## Task to complete
Line by line, give the data again exactly as it appears.

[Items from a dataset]
# # # #

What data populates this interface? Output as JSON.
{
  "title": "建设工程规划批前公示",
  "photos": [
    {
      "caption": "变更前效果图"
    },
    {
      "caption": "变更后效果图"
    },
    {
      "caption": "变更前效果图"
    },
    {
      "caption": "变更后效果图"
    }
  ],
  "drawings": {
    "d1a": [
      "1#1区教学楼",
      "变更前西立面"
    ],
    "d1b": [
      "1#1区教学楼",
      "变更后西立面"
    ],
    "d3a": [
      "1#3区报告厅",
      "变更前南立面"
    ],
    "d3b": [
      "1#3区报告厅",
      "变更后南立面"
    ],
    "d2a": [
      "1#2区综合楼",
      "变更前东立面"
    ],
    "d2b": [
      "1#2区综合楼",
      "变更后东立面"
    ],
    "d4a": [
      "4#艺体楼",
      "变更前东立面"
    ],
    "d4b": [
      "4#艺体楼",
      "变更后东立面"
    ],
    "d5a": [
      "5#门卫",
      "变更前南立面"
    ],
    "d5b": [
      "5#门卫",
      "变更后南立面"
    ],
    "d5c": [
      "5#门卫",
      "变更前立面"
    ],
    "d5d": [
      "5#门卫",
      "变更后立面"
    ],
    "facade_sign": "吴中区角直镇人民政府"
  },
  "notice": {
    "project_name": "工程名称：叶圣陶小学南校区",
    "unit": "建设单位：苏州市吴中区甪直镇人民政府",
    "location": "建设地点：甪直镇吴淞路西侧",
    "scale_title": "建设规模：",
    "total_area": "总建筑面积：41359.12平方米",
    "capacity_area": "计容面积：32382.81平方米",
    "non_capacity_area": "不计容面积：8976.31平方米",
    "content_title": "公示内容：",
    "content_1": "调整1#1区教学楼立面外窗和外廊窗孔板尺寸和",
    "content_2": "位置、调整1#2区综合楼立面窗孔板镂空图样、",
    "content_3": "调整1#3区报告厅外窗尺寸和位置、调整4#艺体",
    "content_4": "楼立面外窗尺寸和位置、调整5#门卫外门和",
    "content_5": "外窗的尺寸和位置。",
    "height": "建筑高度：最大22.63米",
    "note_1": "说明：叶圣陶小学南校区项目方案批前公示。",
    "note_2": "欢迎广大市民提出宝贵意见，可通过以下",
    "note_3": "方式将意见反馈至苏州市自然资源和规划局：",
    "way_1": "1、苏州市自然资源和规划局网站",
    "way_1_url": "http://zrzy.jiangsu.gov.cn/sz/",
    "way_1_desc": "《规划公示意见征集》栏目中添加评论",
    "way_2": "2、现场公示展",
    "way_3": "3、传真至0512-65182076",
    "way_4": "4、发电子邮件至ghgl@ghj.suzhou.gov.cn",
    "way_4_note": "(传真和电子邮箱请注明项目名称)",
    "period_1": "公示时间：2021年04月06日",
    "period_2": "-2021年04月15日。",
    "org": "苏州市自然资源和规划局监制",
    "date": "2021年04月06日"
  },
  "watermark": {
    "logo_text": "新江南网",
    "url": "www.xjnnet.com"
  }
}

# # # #

## Finished task
What data populates this interface? Output as JSON.
{
  "title": "建设工程规划批前公示",
  "photos": [
    {
      "caption": "变更前效果图"
    },
    {
      "caption": "变更后效果图"
    },
    {
      "caption": "变更前效果图"
    },
    {
      "caption": "变更后效果图"
    }
  ],
  "drawings": {
    "d1a": [
      "1#1区教学楼",
      "变更前西立面"
    ],
    "d1b": [
      "1#1区教学楼",
      "变更后西立面"
    ],
    "d3a": [
      "1#3区报告厅",
      "变更前南立面"
    ],
    "d3b": [
      "1#3区报告厅",
      "变更后南立面"
    ],
    "d2a": [
      "1#2区综合楼",
      "变更前东立面"
    ],
    "d2b": [
      "1#2区综合楼",
      "变更后东立面"
    ],
    "d4a": [
      "4#艺体楼",
      "变更前东立面"
    ],
    "d4b": [
      "4#艺体楼",
      "变更后东立面"
    ],
    "d5a": [
      "5#门卫",
      "变更前南立面"
    ],
    "d5b": [
      "5#门卫",
      "变更后南立面"
    ],
    "d5c": [
      "5#门卫",
      "变更前立面"
    ],
    "d5d": [
      "5#门卫",
      "变更后立面"
    ],
    "facade_sign": "吴中区角直镇人民政府"
  },
  "notice": {
    "project_name": "工程名称：叶圣陶小学南校区",
    "unit": "建设单位：苏州市吴中区甪直镇人民政府",
    "location": "建设地点：甪直镇吴淞路西侧",
    "scale_title": "建设规模：",
    "total_area": "总建筑面积：41359.12平方米",
    "capacity_area": "计容面积：32382.81平方米",
    "non_capacity_area": "不计容面积：8976.31平方米",
    "content_title": "公示内容：",
    "content_1": "调整1#1区教学楼立面外窗和外廊窗孔板尺寸和",
    "content_2": "位置、调整1#2区综合楼立面窗孔板镂空图样、",
    "content_3": "调整1#3区报告厅外窗尺寸和位置、调整4#艺体",
    "content_4": "楼立面外窗尺寸和位置、调整5#门卫外门和",
    "content_5": "外窗的尺寸和位置。",
    "height": "建筑高度：最大22.63米",
    "note_1": "说明：叶圣陶小学南校区项目方案批前公示。",
    "note_2": "欢迎广大市民提出宝贵意见，可通过以下",
    "note_3": "方式将意见反馈至苏州市自然资源和规划局：",
    "way_1": "1、苏州市自然资源和规划局网站",
    "way_1_url": "http://zrzy.jiangsu.gov.cn/sz/",
    "way_1_desc": "《规划公示意见征集》栏目中添加评论",
    "way_2": "2、现场公示展",
    "way_3": "3、传真至0512-65182076",
    "way_4": "4、发电子邮件至ghgl@ghj.suzhou.gov.cn",
    "way_4_note": "(传真和电子邮箱请注明项目名称)",
    "period_1": "公示时间：2021年04月06日",
    "period_2": "-2021年04月15日。",
    "org": "苏州市自然资源和规划局监制",
    "date": "2021年04月06日"
  },
  "watermark": {
    "logo_text": "新江南网",
    "url": "www.xjnnet.com"
  }
}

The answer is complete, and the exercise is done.